Also, thermal systems can maintain high temperatures for extended durations, while at the same time operating at low pressures. This low-pressure operation significantly increases the level of safety for those working near the unit.
Furthermore, these systems are known for being very reliable due to their simplistic, rugged design. The longevity of the system can help industrial companies save a lot of money because they won’t have to replace the unit after a few years, as is the case with other similar competitive systems.
Thermal Fluid Applications
The applications in which a thermal fluid heater can be used are nearly endless. Some of the most widely used applications including heating of fryers, process reboilers, and convection ovens.
Often an electric heating system is preferred because it does not have any harmful emissions—such as carbon dioxide or nitrous oxide—which are common byproducts when using coal-generated heat. Therefore, they are much safer and very efficient as well.
Here for All Your Thermal Liquid and Hot Oil System Needs
When it comes to heating process fluids, few methods offer the advantages of thermal fluid systems. By implementing this type of a system, the temperature of the end product can be finely tuned, and the heat can be applied at a precise moment, allowing for extreme control. The low operating pressures of a thermal system mean that employees will be much safer when working in the vicinity of the unit.
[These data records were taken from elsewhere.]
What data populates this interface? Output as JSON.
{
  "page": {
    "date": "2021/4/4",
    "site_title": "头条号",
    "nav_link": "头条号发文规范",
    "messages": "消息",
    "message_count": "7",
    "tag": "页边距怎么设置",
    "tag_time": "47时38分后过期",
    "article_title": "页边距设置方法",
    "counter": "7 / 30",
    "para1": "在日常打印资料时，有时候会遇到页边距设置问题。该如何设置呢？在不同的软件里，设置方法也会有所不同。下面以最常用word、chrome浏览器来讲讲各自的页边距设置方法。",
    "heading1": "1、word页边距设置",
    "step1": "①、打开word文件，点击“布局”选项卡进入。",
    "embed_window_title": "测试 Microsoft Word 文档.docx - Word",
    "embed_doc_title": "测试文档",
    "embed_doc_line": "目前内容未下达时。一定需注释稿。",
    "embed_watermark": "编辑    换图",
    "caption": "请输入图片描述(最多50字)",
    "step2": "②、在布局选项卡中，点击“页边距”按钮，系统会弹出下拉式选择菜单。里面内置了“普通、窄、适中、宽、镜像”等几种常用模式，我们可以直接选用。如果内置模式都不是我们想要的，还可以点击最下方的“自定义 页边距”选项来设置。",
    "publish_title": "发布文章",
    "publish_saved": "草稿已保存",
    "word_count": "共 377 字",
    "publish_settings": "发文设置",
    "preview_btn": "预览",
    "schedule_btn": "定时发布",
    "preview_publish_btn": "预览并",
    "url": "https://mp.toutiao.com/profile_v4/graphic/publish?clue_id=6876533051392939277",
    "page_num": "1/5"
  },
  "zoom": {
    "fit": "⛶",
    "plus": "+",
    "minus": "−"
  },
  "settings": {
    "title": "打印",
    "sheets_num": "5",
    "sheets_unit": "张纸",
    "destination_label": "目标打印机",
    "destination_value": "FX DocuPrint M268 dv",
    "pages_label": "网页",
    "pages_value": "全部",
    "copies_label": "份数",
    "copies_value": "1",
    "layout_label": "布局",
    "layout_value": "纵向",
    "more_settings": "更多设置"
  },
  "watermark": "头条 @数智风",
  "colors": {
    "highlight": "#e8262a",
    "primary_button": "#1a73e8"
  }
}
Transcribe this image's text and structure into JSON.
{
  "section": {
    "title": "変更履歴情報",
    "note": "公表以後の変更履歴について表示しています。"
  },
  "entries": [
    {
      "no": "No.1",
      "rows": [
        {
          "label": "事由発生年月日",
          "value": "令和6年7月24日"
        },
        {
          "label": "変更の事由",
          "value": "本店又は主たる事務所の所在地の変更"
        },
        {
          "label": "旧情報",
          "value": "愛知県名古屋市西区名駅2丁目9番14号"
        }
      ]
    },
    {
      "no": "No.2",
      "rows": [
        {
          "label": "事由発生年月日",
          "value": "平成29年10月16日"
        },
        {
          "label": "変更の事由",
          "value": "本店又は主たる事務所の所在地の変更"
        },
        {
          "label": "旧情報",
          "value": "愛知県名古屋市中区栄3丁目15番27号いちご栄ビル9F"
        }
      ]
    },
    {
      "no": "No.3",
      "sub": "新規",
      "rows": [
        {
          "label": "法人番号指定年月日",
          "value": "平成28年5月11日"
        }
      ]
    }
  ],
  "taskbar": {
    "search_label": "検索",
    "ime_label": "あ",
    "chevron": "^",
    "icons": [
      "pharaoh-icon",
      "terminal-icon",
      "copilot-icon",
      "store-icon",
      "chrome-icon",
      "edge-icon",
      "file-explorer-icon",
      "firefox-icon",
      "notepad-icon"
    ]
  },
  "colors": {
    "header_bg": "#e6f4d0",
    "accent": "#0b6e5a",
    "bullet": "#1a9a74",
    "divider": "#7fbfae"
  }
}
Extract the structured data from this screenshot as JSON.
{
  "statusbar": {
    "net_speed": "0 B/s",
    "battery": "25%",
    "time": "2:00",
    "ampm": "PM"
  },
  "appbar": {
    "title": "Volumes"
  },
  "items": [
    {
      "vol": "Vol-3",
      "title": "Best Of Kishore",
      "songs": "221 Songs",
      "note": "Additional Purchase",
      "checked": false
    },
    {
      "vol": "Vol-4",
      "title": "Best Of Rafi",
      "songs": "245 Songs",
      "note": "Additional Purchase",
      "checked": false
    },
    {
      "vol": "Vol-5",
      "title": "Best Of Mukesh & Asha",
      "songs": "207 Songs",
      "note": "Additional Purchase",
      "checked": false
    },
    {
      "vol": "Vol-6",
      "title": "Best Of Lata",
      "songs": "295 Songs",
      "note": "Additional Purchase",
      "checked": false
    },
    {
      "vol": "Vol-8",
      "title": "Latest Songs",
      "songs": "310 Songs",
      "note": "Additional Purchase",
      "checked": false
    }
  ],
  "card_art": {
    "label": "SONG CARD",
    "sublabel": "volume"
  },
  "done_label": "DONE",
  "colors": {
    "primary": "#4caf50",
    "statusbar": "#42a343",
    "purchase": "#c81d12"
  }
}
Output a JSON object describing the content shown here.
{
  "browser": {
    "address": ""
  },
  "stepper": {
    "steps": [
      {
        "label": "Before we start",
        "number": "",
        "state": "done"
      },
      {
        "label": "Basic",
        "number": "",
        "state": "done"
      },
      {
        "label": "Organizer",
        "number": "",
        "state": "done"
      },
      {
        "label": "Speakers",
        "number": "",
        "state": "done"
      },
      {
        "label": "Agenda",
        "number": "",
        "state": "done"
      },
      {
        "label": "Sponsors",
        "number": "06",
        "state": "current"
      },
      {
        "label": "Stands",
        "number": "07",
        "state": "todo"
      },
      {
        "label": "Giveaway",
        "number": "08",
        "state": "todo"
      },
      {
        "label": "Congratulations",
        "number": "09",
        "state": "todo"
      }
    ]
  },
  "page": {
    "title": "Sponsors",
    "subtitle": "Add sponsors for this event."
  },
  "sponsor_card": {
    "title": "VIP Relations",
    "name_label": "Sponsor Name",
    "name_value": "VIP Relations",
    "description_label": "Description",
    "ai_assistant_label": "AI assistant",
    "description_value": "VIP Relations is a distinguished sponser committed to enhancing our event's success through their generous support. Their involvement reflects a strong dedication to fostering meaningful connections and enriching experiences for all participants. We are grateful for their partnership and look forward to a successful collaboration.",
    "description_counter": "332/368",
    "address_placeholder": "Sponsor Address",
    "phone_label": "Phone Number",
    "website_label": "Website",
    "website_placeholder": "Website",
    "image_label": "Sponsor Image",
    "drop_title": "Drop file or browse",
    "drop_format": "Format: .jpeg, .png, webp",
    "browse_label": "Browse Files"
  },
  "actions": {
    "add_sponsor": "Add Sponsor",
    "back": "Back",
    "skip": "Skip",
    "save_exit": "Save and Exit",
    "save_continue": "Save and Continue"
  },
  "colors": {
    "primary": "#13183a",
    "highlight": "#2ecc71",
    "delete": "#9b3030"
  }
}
There are dozens of uses for this type of fluid heating system, and some of the most popular include industrial convection ovens and liquid tank heating. Thermal Fluid Systems, Inc. is here to help you find the ideal solution that will improve your production and help business run efficiently.